Each record needs to be retyped exactly, though its pictures should not appear.

[Data about app and page elements]
***

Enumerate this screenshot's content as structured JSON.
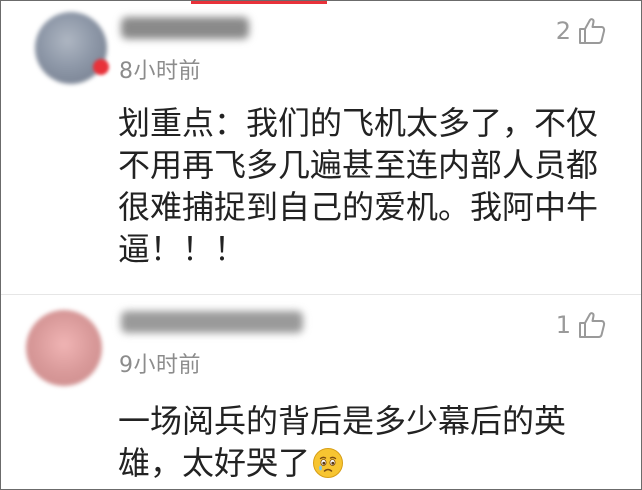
{
  "comments": [
    {
      "time": "8小时前",
      "likes": "2",
      "text": "划重点：我们的飞机太多了，不仅不用再飞多几遍甚至连内部人员都很难捕捉到自己的爱机。我阿中牛逼！！！"
    },
    {
      "time": "9小时前",
      "likes": "1",
      "text": "一场阅兵的背后是多少幕后的英雄，太好哭了",
      "emoji": "crying-face-icon"
    }
  ],
  "colors": {
    "accent": "#e8323a",
    "timestamp": "#8c8c8c",
    "like_count": "#9a9a9a",
    "body_text": "#222222"
  }
}
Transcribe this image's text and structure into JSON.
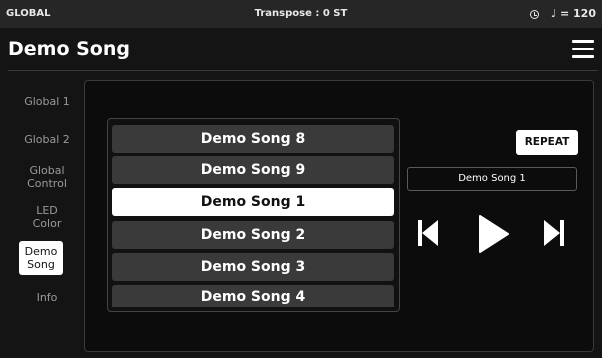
{
  "status_bar": {
    "left": "GLOBAL",
    "center": "Transpose : 0 ST",
    "tempo": "♩ = 120"
  },
  "header": {
    "title": "Demo Song"
  },
  "sidebar": {
    "items": [
      {
        "label": "Global 1"
      },
      {
        "label": "Global 2"
      },
      {
        "label": "Global Control"
      },
      {
        "label": "LED Color"
      },
      {
        "label": "Demo Song"
      },
      {
        "label": "Info"
      }
    ],
    "active_item": "Demo Song"
  },
  "song_list": {
    "items": [
      {
        "label": "Demo Song  8"
      },
      {
        "label": "Demo Song  9"
      },
      {
        "label": "Demo Song 1"
      },
      {
        "label": "Demo Song 2"
      },
      {
        "label": "Demo Song 3"
      },
      {
        "label": "Demo Song 4"
      }
    ],
    "selected": "Demo Song 1"
  },
  "controls": {
    "repeat_label": "REPEAT",
    "current_song": "Demo Song 1"
  },
  "icons": {
    "status": [
      "clock-icon"
    ],
    "header": [
      "hamburger-menu-icon"
    ],
    "transport": [
      "previous-icon",
      "play-icon",
      "next-icon"
    ]
  },
  "colors": {
    "background": "#141414",
    "status_bar": "#262626",
    "row": "#3a3a3a",
    "selected": "#ffffff"
  }
}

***

### ANSWER SECTION
Enumerate this screenshot's content as structured JSON.
{
  "comments": [
    {
      "time": "8小时前",
      "likes": "2",
      "text": "划重点：我们的飞机太多了，不仅不用再飞多几遍甚至连内部人员都很难捕捉到自己的爱机。我阿中牛逼！！！"
    },
    {
      "time": "9小时前",
      "likes": "1",
      "text": "一场阅兵的背后是多少幕后的英雄，太好哭了",
      "emoji": "crying-face-icon"
    }
  ],
  "colors": {
    "accent": "#e8323a",
    "timestamp": "#8c8c8c",
    "like_count": "#9a9a9a",
    "body_text": "#222222"
  }
}
Transcribe this image's text and structure into JSON.
{
  "status_bar": {
    "left": "GLOBAL",
    "center": "Transpose : 0 ST",
    "tempo": "♩ = 120"
  },
  "header": {
    "title": "Demo Song"
  },
  "sidebar": {
    "items": [
      {
        "label": "Global 1"
      },
      {
        "label": "Global 2"
      },
      {
        "label": "Global Control"
      },
      {
        "label": "LED Color"
      },
      {
        "label": "Demo Song"
      },
      {
        "label": "Info"
      }
    ],
    "active_item": "Demo Song"
  },
  "song_list": {
    "items": [
      {
        "label": "Demo Song  8"
      },
      {
        "label": "Demo Song  9"
      },
      {
        "label": "Demo Song 1"
      },
      {
        "label": "Demo Song 2"
      },
      {
        "label": "Demo Song 3"
      },
      {
        "label": "Demo Song 4"
      }
    ],
    "selected": "Demo Song 1"
  },
  "controls": {
    "repeat_label": "REPEAT",
    "current_song": "Demo Song 1"
  },
  "icons": {
    "status": [
      "clock-icon"
    ],
    "header": [
      "hamburger-menu-icon"
    ],
    "transport": [
      "previous-icon",
      "play-icon",
      "next-icon"
    ]
  },
  "colors": {
    "background": "#141414",
    "status_bar": "#262626",
    "row": "#3a3a3a",
    "selected": "#ffffff"
  }
}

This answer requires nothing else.